Pediatric Diabetes ; 22(SUPPL 30):36, 2021.
Article in English | EMBASE | ID: covidwho-1571014

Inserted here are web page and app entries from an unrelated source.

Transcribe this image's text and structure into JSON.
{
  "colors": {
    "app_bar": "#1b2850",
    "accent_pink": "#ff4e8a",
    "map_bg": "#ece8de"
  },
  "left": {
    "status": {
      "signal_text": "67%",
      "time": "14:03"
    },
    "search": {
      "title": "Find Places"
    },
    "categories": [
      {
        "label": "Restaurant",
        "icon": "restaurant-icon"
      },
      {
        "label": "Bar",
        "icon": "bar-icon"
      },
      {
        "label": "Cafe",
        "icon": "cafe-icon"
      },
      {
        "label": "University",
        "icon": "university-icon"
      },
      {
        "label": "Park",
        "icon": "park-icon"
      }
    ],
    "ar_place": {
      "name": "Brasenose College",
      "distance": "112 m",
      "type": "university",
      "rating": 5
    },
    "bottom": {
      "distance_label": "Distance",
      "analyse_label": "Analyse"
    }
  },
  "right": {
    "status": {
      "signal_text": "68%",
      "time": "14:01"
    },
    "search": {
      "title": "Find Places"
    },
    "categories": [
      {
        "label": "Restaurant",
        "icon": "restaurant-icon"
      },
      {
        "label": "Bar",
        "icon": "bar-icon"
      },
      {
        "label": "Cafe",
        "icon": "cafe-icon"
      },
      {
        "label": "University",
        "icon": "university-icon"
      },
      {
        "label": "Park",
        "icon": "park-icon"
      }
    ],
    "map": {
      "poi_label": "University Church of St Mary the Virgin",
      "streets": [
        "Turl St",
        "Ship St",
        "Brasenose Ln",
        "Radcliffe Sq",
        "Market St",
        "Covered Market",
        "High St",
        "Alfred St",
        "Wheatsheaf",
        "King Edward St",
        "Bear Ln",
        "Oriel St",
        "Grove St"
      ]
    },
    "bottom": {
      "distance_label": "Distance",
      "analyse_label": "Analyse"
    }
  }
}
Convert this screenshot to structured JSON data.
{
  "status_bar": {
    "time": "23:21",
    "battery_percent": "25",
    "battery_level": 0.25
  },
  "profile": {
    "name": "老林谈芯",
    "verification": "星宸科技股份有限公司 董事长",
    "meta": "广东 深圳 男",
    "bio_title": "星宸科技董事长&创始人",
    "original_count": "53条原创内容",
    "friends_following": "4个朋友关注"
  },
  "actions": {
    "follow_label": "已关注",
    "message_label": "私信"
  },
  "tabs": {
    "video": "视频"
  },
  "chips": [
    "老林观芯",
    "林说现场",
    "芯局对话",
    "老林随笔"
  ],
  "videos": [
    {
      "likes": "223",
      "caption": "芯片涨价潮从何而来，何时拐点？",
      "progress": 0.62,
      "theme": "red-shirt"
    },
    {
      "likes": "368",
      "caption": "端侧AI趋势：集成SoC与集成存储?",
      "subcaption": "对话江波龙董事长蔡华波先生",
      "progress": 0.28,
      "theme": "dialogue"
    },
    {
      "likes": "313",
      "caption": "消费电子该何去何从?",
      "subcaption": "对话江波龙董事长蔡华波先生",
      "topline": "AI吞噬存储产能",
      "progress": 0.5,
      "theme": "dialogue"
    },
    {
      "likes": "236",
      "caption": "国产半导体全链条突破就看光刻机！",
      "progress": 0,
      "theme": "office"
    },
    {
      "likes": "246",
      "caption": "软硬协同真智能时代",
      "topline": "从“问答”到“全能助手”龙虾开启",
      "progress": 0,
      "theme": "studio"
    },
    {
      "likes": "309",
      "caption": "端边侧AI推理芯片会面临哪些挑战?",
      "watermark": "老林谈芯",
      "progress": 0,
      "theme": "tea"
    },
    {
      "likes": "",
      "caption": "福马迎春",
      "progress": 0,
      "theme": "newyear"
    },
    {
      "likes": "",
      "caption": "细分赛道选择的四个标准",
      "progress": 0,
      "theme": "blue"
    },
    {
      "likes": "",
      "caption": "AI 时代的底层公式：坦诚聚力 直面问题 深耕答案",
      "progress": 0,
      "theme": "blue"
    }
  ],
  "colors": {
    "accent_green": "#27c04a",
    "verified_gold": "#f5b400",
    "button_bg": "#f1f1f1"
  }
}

Introduction: The COVID-19 pandemic has had far-reaching consequences for individuals with type 1 diabetes (T1D) and has laid bare inequities in health care. Objectives: We sought to examine the United States (US) trends in diabetic ketoacidosis (DKA) across the lifespan during the COVID-19 pandemic and factors associated with these trends, compared to DKA rates the year prior to the pandemic. Methods: The T1D Exchange Quality Improvement Collaborative (T1DX-QI) collected aggregate data on the incidence of DKA among children and adults with established and new-onset T1D from 7 large medical centers in the US (total T1D population >15,000). We compared DKA rates during COVID-19 Wave 1 (March-May 2020) and COVID-19 Wave 2 (August-October 2020) to the same periods in 2019. Descriptive statistics were used to summarize data. Chi-square tests were used to compare differences in patient characteristics. Results: DKA rates were higher in patients with established T1D during COVID-19 Wave 1 compared to the same period in 2019 (6.15% vs 4.71%, p=<0.001). DKA rates were also higher in patients with established T1D during COVID-19 Wave 2 compared to 2019 (5.55% vs 4.90%, p=0.02). There were no differences in rates of DKA by age or DKA severity. DKA rates were lower among individuals on insulin pumps during both COVID-19 waves compared to 2019 (Wave 1: 6.43% vs 10.25%, p=0.008;Wave 2: 8.14% vs 11.21%, p=0.03). Consistent with known T1D inequities, DKA rates were exacerbated for NH Black patients in 2020, with 18% of NH Blacks with T1D experiencing DKA compared to 6% of NH Whites. Conclusions: DKA rates rose among patients with T1D during US COVID-19 Waves 1 and 2, with the highest rates among NH Blacks. These findings highlight the urgent need for improved strategies to decrease the risk of DKA in individuals with T1D under pandemic conditions, especially among populations most affected by health inequities.